**Problem to solve:** Where a line in the listing below contains the word "this", copy that line.

**Entries supplied:**
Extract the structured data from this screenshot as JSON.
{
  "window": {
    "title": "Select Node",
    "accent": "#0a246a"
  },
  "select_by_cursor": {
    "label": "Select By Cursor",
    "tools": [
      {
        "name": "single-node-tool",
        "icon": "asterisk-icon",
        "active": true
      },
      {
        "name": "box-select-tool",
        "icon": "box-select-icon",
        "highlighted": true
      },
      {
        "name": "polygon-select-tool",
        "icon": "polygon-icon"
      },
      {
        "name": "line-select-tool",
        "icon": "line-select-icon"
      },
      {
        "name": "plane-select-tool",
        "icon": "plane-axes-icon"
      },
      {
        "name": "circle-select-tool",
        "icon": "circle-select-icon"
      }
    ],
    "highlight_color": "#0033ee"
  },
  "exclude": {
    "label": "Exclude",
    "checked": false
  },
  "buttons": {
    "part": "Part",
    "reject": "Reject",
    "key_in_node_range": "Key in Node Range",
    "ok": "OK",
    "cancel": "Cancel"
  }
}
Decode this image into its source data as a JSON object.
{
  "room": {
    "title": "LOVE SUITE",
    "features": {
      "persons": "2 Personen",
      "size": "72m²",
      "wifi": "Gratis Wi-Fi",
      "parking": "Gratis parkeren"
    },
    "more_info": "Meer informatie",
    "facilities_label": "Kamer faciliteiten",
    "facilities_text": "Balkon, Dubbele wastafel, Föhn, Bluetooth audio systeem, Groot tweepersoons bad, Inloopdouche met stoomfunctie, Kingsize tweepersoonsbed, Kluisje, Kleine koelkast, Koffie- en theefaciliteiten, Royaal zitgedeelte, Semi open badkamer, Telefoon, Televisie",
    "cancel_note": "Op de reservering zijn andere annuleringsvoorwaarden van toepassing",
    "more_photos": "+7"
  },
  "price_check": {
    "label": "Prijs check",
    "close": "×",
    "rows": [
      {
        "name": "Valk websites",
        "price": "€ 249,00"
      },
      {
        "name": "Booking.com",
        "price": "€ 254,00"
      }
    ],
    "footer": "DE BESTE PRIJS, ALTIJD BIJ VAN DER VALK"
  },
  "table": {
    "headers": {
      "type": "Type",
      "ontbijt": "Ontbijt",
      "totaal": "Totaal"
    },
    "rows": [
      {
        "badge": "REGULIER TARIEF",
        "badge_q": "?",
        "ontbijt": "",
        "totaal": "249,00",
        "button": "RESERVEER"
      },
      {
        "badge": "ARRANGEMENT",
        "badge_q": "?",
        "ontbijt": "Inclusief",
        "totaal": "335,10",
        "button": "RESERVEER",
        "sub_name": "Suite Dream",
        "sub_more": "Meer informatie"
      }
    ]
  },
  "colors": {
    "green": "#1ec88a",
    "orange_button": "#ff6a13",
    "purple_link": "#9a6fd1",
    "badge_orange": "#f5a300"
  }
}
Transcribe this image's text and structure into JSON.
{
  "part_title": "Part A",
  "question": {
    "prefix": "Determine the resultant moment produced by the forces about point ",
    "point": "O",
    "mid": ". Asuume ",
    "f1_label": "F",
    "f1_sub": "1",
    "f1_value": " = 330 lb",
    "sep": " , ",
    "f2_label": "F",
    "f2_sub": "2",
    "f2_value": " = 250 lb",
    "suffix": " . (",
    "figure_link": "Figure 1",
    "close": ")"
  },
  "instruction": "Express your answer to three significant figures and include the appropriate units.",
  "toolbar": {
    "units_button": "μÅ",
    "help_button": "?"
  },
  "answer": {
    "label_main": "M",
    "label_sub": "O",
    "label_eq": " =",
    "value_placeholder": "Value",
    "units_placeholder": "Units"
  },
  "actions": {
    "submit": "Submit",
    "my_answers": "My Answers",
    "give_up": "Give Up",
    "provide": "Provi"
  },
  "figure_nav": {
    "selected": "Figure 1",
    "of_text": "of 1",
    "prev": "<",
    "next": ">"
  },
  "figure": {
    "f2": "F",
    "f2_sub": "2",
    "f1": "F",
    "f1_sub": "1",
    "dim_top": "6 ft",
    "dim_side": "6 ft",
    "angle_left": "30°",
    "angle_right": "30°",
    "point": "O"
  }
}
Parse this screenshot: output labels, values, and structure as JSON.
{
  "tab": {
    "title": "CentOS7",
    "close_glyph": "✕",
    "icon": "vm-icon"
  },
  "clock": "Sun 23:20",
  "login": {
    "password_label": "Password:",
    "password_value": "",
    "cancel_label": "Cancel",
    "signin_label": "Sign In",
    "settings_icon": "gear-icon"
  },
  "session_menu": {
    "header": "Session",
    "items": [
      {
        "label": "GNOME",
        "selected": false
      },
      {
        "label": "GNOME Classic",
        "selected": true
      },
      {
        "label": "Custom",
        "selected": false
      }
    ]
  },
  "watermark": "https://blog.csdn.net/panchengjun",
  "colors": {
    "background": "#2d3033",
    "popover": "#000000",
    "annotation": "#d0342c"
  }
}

**Response to the exercise:**
Extract the structured data from this screenshot as JSON.
Decode this image into its source data as a JSON object.
Transcribe this image's text and structure into JSON.
Parse this screenshot: output labels, values, and structure as JSON.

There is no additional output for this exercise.